Mrs. Cleveland finds consolation for the loss of baby Edward in her faith. I think this chapter shows the author working out mentally her own experience of losing children. Elizabeth Oakes Smith had six sons:
Benjamin died as an infant. I have not been able as of yet to find out what happened to him, but maybe he contracted Scarlet Fever like the little boy in the Cleveland family. Rolvin died at age seven from an accident of some kind. I’m still searching for information in the microfilm about his death. At any rate, Elizabeth Oakes Smith was well acquainted with the horrific experience of losing a child. I think that she aspired to handle the tragedies in her life with the grace and faith of the character Mrs. Cleveland, but at times fell into a funk that is expressed in her poetry. This only makes her more human; I like that she steps out from behind the Victorian veil of perfection and suggests the truth, not for the sake of shocking others, but just to be herself.
“We must live by faith,” Mrs. Cleveland tells Mary, “in the hopes of a better world. The hopes of heaven are the highest riches- the only enduring riches.”
I loved this book. The lesson in this story is timeless and it is exactly what I need to hear 172 years later. Setbacks are not always negative in that they force us to re-evaluate our spiritual path. Sometimes when you are moving full speed ahead you get off track. What I also find fascinating is the idea that in every century people are struggling with the same ideas and hardships.
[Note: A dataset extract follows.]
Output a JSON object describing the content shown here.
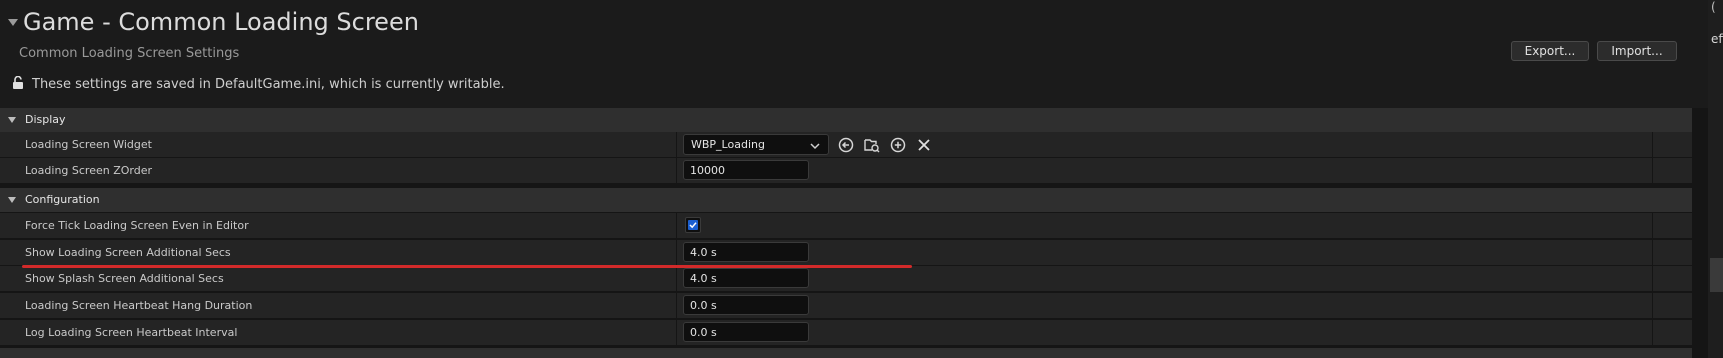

Picture is a US Whig Party poster showing unemployment in 1837 -(the father is saying: "I have no money and cannot get any work." The children are saying: "Father, can I have a piece of bread?", "I say father, can you spare some Specie Claws?", "I'm so hungry." The mother is saying: "My dear, cannot you contrive to get some food for the children? I do not care for myself." The men in blue are saying: "I say Sam, I wonder where we are to get our Costs?")